---- MATERIAL SUPPLIED

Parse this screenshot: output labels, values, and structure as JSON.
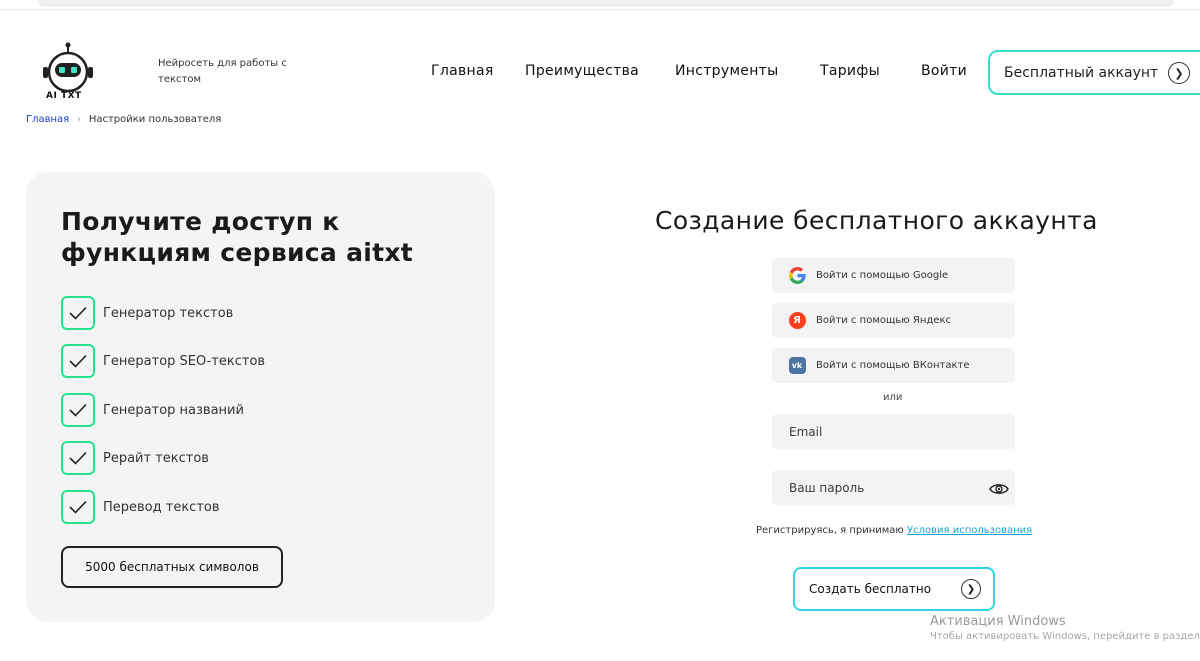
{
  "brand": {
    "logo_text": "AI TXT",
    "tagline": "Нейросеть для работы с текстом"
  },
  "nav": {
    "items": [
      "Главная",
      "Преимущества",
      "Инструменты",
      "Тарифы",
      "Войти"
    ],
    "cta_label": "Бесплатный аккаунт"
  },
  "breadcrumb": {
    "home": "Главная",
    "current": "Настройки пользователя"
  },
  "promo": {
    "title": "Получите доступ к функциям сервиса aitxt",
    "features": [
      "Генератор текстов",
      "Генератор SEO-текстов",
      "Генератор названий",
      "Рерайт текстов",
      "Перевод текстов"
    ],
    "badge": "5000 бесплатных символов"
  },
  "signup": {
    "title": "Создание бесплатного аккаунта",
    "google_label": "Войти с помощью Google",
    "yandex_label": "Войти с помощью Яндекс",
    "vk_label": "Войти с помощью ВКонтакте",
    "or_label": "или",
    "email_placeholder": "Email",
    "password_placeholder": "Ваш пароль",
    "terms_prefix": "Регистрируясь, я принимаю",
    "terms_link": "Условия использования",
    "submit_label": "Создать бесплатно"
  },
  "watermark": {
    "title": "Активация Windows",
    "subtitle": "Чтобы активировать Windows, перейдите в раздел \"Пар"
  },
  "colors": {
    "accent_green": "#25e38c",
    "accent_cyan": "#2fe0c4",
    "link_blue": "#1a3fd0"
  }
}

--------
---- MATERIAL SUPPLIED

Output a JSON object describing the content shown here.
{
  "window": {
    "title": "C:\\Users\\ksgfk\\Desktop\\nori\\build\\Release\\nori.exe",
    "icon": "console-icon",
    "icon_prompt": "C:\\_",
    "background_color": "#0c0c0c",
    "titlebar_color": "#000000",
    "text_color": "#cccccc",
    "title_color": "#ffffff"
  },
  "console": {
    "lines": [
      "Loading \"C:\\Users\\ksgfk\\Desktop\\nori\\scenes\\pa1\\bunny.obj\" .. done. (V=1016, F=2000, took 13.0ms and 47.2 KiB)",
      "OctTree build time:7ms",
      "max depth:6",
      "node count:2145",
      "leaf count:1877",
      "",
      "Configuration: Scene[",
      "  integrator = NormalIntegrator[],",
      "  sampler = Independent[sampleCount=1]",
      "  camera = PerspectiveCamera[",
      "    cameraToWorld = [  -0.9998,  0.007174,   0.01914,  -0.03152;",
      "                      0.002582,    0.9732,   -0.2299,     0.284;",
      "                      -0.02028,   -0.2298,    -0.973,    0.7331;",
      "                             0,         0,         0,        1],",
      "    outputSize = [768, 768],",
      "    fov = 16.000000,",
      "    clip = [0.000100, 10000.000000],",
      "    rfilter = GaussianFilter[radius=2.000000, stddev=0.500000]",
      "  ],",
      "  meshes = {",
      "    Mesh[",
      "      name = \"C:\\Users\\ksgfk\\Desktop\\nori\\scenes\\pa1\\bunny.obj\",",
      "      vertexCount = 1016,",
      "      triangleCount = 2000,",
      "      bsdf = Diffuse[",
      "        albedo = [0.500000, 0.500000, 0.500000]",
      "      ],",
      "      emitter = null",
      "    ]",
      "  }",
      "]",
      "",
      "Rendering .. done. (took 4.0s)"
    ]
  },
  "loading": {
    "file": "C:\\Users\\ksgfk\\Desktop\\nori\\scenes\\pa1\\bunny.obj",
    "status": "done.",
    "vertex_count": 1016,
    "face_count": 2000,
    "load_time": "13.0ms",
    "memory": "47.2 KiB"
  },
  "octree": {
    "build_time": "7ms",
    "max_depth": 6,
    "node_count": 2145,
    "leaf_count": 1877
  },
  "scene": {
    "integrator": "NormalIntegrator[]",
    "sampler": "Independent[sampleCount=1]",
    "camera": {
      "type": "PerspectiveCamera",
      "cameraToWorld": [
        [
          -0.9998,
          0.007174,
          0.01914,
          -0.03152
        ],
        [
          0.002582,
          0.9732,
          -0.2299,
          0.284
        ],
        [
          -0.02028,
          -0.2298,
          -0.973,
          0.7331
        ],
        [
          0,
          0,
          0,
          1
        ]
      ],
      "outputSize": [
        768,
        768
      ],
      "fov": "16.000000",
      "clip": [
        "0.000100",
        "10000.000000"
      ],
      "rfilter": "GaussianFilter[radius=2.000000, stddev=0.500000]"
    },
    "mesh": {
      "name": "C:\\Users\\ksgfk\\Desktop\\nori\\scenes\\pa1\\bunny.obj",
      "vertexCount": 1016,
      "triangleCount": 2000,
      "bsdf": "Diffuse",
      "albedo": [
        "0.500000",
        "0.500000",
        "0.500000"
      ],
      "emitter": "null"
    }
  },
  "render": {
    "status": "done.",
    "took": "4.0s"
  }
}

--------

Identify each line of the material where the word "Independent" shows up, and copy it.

      "  sampler = Independent[sampleCount=1]",
    "sampler": "Independent[sampleCount=1]",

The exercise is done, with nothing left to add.